• [Data listing]
* * * * * * *

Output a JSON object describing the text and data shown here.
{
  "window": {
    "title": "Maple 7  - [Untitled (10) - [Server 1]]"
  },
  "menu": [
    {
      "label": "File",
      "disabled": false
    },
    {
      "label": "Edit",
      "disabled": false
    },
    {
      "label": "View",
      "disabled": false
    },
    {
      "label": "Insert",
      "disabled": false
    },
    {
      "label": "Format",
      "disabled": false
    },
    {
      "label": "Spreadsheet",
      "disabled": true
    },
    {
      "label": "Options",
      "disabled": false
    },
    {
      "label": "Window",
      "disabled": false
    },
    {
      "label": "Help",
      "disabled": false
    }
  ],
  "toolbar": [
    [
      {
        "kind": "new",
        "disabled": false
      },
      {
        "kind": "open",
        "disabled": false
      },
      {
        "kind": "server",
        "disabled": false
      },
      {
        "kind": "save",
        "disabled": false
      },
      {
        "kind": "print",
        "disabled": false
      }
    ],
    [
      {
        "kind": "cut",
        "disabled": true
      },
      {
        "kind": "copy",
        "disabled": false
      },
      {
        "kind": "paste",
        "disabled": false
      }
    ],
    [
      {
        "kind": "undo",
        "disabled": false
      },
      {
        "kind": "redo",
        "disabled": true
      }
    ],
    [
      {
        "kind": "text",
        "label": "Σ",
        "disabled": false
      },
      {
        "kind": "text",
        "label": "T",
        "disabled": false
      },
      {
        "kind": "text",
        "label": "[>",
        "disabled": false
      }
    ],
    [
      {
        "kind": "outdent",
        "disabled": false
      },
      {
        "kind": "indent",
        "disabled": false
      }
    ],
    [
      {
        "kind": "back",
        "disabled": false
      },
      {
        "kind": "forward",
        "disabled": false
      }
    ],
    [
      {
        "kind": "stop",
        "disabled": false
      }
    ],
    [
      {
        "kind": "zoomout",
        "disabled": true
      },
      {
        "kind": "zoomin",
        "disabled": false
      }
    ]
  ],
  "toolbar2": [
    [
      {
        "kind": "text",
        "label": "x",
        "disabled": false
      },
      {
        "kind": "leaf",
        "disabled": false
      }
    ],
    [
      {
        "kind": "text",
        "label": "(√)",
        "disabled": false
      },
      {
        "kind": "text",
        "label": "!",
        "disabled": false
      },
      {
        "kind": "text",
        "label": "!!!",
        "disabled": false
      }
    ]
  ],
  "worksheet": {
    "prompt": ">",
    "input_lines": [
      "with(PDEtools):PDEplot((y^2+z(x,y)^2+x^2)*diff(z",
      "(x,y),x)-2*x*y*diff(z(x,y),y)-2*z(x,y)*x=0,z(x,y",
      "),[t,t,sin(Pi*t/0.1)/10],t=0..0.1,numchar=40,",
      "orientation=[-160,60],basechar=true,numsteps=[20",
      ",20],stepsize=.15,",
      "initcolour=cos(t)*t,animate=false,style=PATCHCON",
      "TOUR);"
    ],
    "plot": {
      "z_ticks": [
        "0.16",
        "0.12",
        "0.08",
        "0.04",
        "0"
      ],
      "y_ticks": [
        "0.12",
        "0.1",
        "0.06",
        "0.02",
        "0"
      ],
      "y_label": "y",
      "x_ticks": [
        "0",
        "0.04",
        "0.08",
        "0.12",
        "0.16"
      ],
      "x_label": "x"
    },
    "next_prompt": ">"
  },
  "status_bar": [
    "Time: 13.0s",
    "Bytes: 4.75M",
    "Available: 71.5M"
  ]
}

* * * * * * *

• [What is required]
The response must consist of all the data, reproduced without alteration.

• [Response below]
Output a JSON object describing the text and data shown here.
{
  "window": {
    "title": "Maple 7  - [Untitled (10) - [Server 1]]"
  },
  "menu": [
    {
      "label": "File",
      "disabled": false
    },
    {
      "label": "Edit",
      "disabled": false
    },
    {
      "label": "View",
      "disabled": false
    },
    {
      "label": "Insert",
      "disabled": false
    },
    {
      "label": "Format",
      "disabled": false
    },
    {
      "label": "Spreadsheet",
      "disabled": true
    },
    {
      "label": "Options",
      "disabled": false
    },
    {
      "label": "Window",
      "disabled": false
    },
    {
      "label": "Help",
      "disabled": false
    }
  ],
  "toolbar": [
    [
      {
        "kind": "new",
        "disabled": false
      },
      {
        "kind": "open",
        "disabled": false
      },
      {
        "kind": "server",
        "disabled": false
      },
      {
        "kind": "save",
        "disabled": false
      },
      {
        "kind": "print",
        "disabled": false
      }
    ],
    [
      {
        "kind": "cut",
        "disabled": true
      },
      {
        "kind": "copy",
        "disabled": false
      },
      {
        "kind": "paste",
        "disabled": false
      }
    ],
    [
      {
        "kind": "undo",
        "disabled": false
      },
      {
        "kind": "redo",
        "disabled": true
      }
    ],
    [
      {
        "kind": "text",
        "label": "Σ",
        "disabled": false
      },
      {
        "kind": "text",
        "label": "T",
        "disabled": false
      },
      {
        "kind": "text",
        "label": "[>",
        "disabled": false
      }
    ],
    [
      {
        "kind": "outdent",
        "disabled": false
      },
      {
        "kind": "indent",
        "disabled": false
      }
    ],
    [
      {
        "kind": "back",
        "disabled": false
      },
      {
        "kind": "forward",
        "disabled": false
      }
    ],
    [
      {
        "kind": "stop",
        "disabled": false
      }
    ],
    [
      {
        "kind": "zoomout",
        "disabled": true
      },
      {
        "kind": "zoomin",
        "disabled": false
      }
    ]
  ],
  "toolbar2": [
    [
      {
        "kind": "text",
        "label": "x",
        "disabled": false
      },
      {
        "kind": "leaf",
        "disabled": false
      }
    ],
    [
      {
        "kind": "text",
        "label": "(√)",
        "disabled": false
      },
      {
        "kind": "text",
        "label": "!",
        "disabled": false
      },
      {
        "kind": "text",
        "label": "!!!",
        "disabled": false
      }
    ]
  ],
  "worksheet": {
    "prompt": ">",
    "input_lines": [
      "with(PDEtools):PDEplot((y^2+z(x,y)^2+x^2)*diff(z",
      "(x,y),x)-2*x*y*diff(z(x,y),y)-2*z(x,y)*x=0,z(x,y",
      "),[t,t,sin(Pi*t/0.1)/10],t=0..0.1,numchar=40,",
      "orientation=[-160,60],basechar=true,numsteps=[20",
      ",20],stepsize=.15,",
      "initcolour=cos(t)*t,animate=false,style=PATCHCON",
      "TOUR);"
    ],
    "plot": {
      "z_ticks": [
        "0.16",
        "0.12",
        "0.08",
        "0.04",
        "0"
      ],
      "y_ticks": [
        "0.12",
        "0.1",
        "0.06",
        "0.02",
        "0"
      ],
      "y_label": "y",
      "x_ticks": [
        "0",
        "0.04",
        "0.08",
        "0.12",
        "0.16"
      ],
      "x_label": "x"
    },
    "next_prompt": ">"
  },
  "status_bar": [
    "Time: 13.0s",
    "Bytes: 4.75M",
    "Available: 71.5M"
  ]
}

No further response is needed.